For the past few months, our subscribers have been nominating their outstanding colleagues for rock star status on our website. The end result will be a special International Credit Union Day edition featuring photos and profiles of nearly 50 rock stars from credit unions, leagues, and related organizations.
Our rock stars come from a wide cross-section of the movement and have diverse responsibilities. They promote financial literacy in schools, work teller counters, travel internationally, serve the underbanked—and even write songs about credit unions.
This will be our second bonus International Credit Union Day edition. Last year’s version was a look back at the credit union movement’s formative years and a look forward as nearly 20 credit union leaders described their hopes for the future of the movement.
If you missed it, that issue is in our digital archives, or right here.
If you missed your chance to nominate a rock star, don’t worry. We’ll be doing this again next year.
In fact, this special International Credit Union Day rock star edition will become an annual event. Next summer, we’ll announce in our print and online channels that the rock star nomination process has started.
Speaking of rock stars...
Mark Condon, CUNA’s senior vice president of business and consumer publishing, is embarking on a new career after more than 30 years with CUNA. Condon plans to obtain his Masters’ degree and teach history at a local college.
I’ve known Mark for more than 30 years. He’s an avid learner, voracious reader, and an astute student of history. But above all, his story-telling skills are legendary.
We’ve suspected for quite some time that Condon has actually been a history professor cleverly disguised as a CUNA executive—and now we know. All of his CUNA colleagues wish him the very best.

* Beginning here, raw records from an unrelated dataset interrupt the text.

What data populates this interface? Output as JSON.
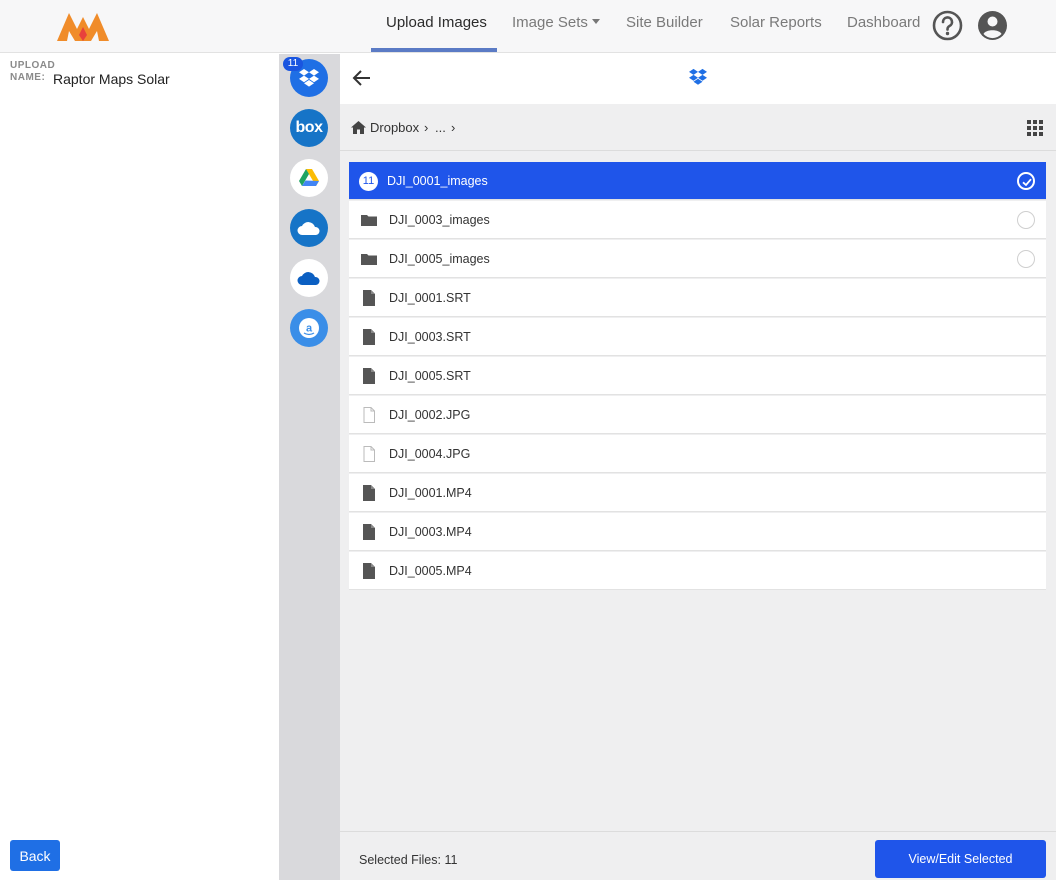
{
  "nav": {
    "items": [
      {
        "label": "Upload Images",
        "active": true
      },
      {
        "label": "Image Sets",
        "dropdown": true
      },
      {
        "label": "Site Builder"
      },
      {
        "label": "Solar Reports"
      },
      {
        "label": "Dashboard"
      }
    ],
    "icons": [
      "help-icon",
      "account-icon"
    ]
  },
  "left": {
    "upload_label_1": "UPLOAD",
    "upload_label_2": "NAME:",
    "upload_name": "Raptor Maps Solar",
    "back_button": "Back"
  },
  "providers": {
    "badge": "11",
    "items": [
      "dropbox",
      "box",
      "google-drive",
      "onedrive-business",
      "onedrive",
      "amazon-drive"
    ],
    "box_text": "box"
  },
  "picker": {
    "breadcrumb": {
      "root": "Dropbox",
      "sep1": "›",
      "middle": "...",
      "sep2": "›"
    },
    "files": [
      {
        "name": "DJI_0001_images",
        "type": "folder",
        "selected": true,
        "count": "11"
      },
      {
        "name": "DJI_0003_images",
        "type": "folder",
        "selected": false
      },
      {
        "name": "DJI_0005_images",
        "type": "folder",
        "selected": false
      },
      {
        "name": "DJI_0001.SRT",
        "type": "file"
      },
      {
        "name": "DJI_0003.SRT",
        "type": "file"
      },
      {
        "name": "DJI_0005.SRT",
        "type": "file"
      },
      {
        "name": "DJI_0002.JPG",
        "type": "image"
      },
      {
        "name": "DJI_0004.JPG",
        "type": "image"
      },
      {
        "name": "DJI_0001.MP4",
        "type": "file"
      },
      {
        "name": "DJI_0003.MP4",
        "type": "file"
      },
      {
        "name": "DJI_0005.MP4",
        "type": "file"
      }
    ],
    "footer_text": "Selected Files: 11",
    "footer_button": "View/Edit Selected"
  },
  "colors": {
    "accent": "#1f55ea",
    "nav_underline": "#5b7bc5",
    "logo": "#f08c2a"
  }
}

Not only does absenteeism affect your bottom line, it increases everyone’s workload.